Beginning in 2005, there has been a proposal for the Diagnostic and Statistical Manual of Mental Disorders (https://www.psychiatry.org/psychiatrists/practice/dsm - American Psychiatric Association) to include a new diagnosis known as Developmental Trauma Disorder. Starr has been teaching about it, and support the proposal of that diagnosis. Put simply, it explains how a child grows and develops within the context of toxic stress and trauma, of course they’ll have these symptoms like ADHD, etc. This was the first place where our attention was caught with overlapping symptomology. They put into words what we had experienced with children. Unfortunately, it has yet to be adopted for the DSM. We teach about DTD because it would be a tremendous diagnosis. As opposed to PTSD, DTD would explain that symptoms and reactions have been compounded over a lifetime, not based on a single event. For now, and with the help of TIRFADD, physicians can use whatever diagnosis they may need to get the best service for kids, but with the understanding that what’s driving that diagnosis is probably trauma. In this course, we’re going to give you as much information as we can to be as aware as possible about the overlapping symptomology. It’s a difficult subject, as it’s not black and white. We can’t just follow the symptom and reaction – most likely you’ll get what you’re looking for.

We must remain curious and explore the possibility of what role underlying trauma may be playing in our children’s behavior.

Trauma and Resilience Summit Panel and Film Viewing

As part of the Summit experience, Starr is excited to announce that a panel of experts will be assembled to provide their first-hand experience in healing trauma and building resilience in clinical, educational, and residential settings.

A special introduction will be given by Starr Commonwealth President & CEO Elizabeth Carey, where she will share her perspective on the intersection of human services, healthcare, and education, in addition to the many opportunities for future partnership to continue to empower professionals,  heal trauma, and build resilience in all children – so all can flourish.

Meet the Panelists

Following our expert panel, we will be showing the film Resilience: the Biology of Stress and the Science of Hope, with a Q&A with Starr Director of Professional Training & Coaching Kathy Hart.

This event is free and open to the public.

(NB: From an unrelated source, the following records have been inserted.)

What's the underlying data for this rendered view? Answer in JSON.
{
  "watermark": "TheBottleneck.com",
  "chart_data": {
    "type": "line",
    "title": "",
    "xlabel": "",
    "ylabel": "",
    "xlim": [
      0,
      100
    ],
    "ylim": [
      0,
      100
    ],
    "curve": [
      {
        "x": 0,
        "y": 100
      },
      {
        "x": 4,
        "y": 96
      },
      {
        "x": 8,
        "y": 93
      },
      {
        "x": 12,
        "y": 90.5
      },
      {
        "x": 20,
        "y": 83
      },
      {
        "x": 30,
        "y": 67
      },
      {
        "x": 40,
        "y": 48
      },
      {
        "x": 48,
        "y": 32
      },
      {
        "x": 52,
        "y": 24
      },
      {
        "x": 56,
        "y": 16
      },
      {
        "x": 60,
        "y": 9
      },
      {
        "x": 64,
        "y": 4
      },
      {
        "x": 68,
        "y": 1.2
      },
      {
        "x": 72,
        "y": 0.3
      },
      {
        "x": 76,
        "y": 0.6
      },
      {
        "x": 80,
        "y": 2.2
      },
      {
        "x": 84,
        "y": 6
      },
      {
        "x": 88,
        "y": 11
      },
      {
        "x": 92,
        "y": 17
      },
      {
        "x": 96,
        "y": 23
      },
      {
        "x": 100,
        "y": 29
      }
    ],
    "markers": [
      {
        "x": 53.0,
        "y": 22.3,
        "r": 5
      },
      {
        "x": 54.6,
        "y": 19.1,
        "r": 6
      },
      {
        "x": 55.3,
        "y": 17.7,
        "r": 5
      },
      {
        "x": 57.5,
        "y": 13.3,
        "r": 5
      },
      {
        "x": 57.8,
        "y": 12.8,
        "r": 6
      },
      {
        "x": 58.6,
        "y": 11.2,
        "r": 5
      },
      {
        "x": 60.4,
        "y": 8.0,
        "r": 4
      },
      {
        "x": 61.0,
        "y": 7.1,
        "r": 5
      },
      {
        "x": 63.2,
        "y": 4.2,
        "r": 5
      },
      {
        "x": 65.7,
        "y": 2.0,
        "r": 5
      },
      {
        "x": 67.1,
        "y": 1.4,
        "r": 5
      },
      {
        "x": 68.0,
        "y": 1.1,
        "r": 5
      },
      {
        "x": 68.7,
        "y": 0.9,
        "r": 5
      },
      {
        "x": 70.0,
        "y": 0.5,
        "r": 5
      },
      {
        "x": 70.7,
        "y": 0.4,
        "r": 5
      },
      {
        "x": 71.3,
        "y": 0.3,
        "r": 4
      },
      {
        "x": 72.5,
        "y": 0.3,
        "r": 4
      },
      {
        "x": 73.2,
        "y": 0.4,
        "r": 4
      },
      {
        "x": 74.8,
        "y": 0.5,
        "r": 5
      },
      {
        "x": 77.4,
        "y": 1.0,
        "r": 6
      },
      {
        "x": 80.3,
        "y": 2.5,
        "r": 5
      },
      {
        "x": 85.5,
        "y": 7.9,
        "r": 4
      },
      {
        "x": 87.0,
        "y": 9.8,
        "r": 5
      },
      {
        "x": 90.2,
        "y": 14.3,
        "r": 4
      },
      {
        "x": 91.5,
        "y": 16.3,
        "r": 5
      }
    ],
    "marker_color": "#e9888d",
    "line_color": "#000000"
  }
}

We encourage all attendees to invite their colleagues to this important forum. If you know someone who is driven to heal, refer them to our RSVP page, and you'll receive a coupon code for 20% any eLearning product on our store when they attend.

Register for the full summit